▶ _Task directions_: Please repeat every entry that follows, keeping each one exactly the same.
START Dataset extract
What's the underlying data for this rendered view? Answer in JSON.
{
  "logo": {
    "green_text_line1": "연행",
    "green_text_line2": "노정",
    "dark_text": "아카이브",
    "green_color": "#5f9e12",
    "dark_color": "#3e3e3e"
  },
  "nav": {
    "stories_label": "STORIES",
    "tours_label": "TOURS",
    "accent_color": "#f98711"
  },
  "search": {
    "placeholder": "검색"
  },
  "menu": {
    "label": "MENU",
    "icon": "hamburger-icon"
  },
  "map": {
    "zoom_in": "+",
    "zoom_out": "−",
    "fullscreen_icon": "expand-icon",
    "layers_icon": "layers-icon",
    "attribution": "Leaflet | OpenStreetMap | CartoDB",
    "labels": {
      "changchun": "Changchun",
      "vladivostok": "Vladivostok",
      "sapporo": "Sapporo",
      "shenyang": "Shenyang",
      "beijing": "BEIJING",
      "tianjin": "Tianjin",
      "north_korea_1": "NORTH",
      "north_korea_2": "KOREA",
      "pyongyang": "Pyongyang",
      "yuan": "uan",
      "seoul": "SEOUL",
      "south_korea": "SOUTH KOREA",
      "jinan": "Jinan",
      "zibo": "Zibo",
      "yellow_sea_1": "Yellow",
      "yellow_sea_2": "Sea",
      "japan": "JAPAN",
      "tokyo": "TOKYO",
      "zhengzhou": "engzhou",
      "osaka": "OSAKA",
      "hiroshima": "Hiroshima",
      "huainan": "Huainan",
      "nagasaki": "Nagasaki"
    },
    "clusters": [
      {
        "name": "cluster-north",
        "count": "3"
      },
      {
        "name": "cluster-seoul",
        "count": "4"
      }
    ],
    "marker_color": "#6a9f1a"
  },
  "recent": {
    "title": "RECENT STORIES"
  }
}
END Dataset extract
▶ _Task output_:
What's the underlying data for this rendered view? Answer in JSON.
{
  "logo": {
    "green_text_line1": "연행",
    "green_text_line2": "노정",
    "dark_text": "아카이브",
    "green_color": "#5f9e12",
    "dark_color": "#3e3e3e"
  },
  "nav": {
    "stories_label": "STORIES",
    "tours_label": "TOURS",
    "accent_color": "#f98711"
  },
  "search": {
    "placeholder": "검색"
  },
  "menu": {
    "label": "MENU",
    "icon": "hamburger-icon"
  },
  "map": {
    "zoom_in": "+",
    "zoom_out": "−",
    "fullscreen_icon": "expand-icon",
    "layers_icon": "layers-icon",
    "attribution": "Leaflet | OpenStreetMap | CartoDB",
    "labels": {
      "changchun": "Changchun",
      "vladivostok": "Vladivostok",
      "sapporo": "Sapporo",
      "shenyang": "Shenyang",
      "beijing": "BEIJING",
      "tianjin": "Tianjin",
      "north_korea_1": "NORTH",
      "north_korea_2": "KOREA",
      "pyongyang": "Pyongyang",
      "yuan": "uan",
      "seoul": "SEOUL",
      "south_korea": "SOUTH KOREA",
      "jinan": "Jinan",
      "zibo": "Zibo",
      "yellow_sea_1": "Yellow",
      "yellow_sea_2": "Sea",
      "japan": "JAPAN",
      "tokyo": "TOKYO",
      "zhengzhou": "engzhou",
      "osaka": "OSAKA",
      "hiroshima": "Hiroshima",
      "huainan": "Huainan",
      "nagasaki": "Nagasaki"
    },
    "clusters": [
      {
        "name": "cluster-north",
        "count": "3"
      },
      {
        "name": "cluster-seoul",
        "count": "4"
      }
    ],
    "marker_color": "#6a9f1a"
  },
  "recent": {
    "title": "RECENT STORIES"
  }
}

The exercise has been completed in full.